▶ Work task
Below are some entries; reproduce them exactly and leave every picture out.
┌─ Exercise input
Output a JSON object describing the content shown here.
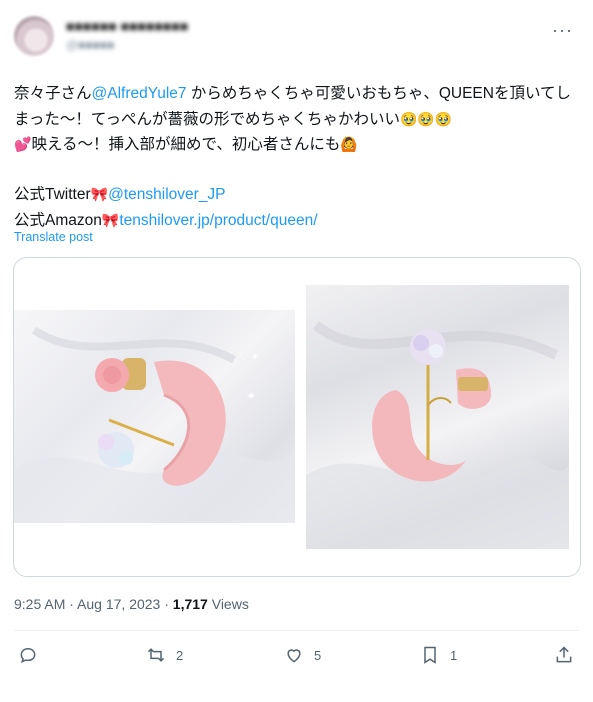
{
  "header": {
    "name": "■■■■■■ ■■■■■■■■",
    "handle": "@■■■■■",
    "more": "···"
  },
  "tweet": {
    "p1": "奈々子さん",
    "mention1": "@AlfredYule7",
    "p2": " からめちゃくちゃ可愛いおもちゃ、QUEENを頂いてしまった〜！てっぺんが薔薇の形でめちゃくちゃかわいい",
    "emoji_pleading": "🥹🥹🥹",
    "emoji_heart": "💕",
    "p3": "映える〜！挿入部が細めで、初心者さんにも",
    "emoji_person": "🙆",
    "twitter_prefix": "公式Twitter",
    "ribbon": "🎀",
    "twitter_link": "@tenshilover_JP",
    "amazon_prefix": "公式Amazon",
    "amazon_link": "tenshilover.jp/product/queen/"
  },
  "translate_label": "Translate post",
  "meta": {
    "time": "9:25 AM",
    "sep": " · ",
    "date": "Aug 17, 2023",
    "views_count": "1,717",
    "views_label": " Views"
  },
  "actions": {
    "reply_count": "",
    "retweet_count": "2",
    "like_count": "5",
    "bookmark_count": "1"
  },
  "colors": {
    "accent": "#1d9bf0",
    "text": "#0f1419",
    "muted": "#536471",
    "border": "#cfd9de"
  }
}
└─
▶ Response to this task
Output a JSON object describing the content shown here.
{
  "header": {
    "name": "■■■■■■ ■■■■■■■■",
    "handle": "@■■■■■",
    "more": "···"
  },
  "tweet": {
    "p1": "奈々子さん",
    "mention1": "@AlfredYule7",
    "p2": " からめちゃくちゃ可愛いおもちゃ、QUEENを頂いてしまった〜！てっぺんが薔薇の形でめちゃくちゃかわいい",
    "emoji_pleading": "🥹🥹🥹",
    "emoji_heart": "💕",
    "p3": "映える〜！挿入部が細めで、初心者さんにも",
    "emoji_person": "🙆",
    "twitter_prefix": "公式Twitter",
    "ribbon": "🎀",
    "twitter_link": "@tenshilover_JP",
    "amazon_prefix": "公式Amazon",
    "amazon_link": "tenshilover.jp/product/queen/"
  },
  "translate_label": "Translate post",
  "meta": {
    "time": "9:25 AM",
    "sep": " · ",
    "date": "Aug 17, 2023",
    "views_count": "1,717",
    "views_label": " Views"
  },
  "actions": {
    "reply_count": "",
    "retweet_count": "2",
    "like_count": "5",
    "bookmark_count": "1"
  },
  "colors": {
    "accent": "#1d9bf0",
    "text": "#0f1419",
    "muted": "#536471",
    "border": "#cfd9de"
  }
}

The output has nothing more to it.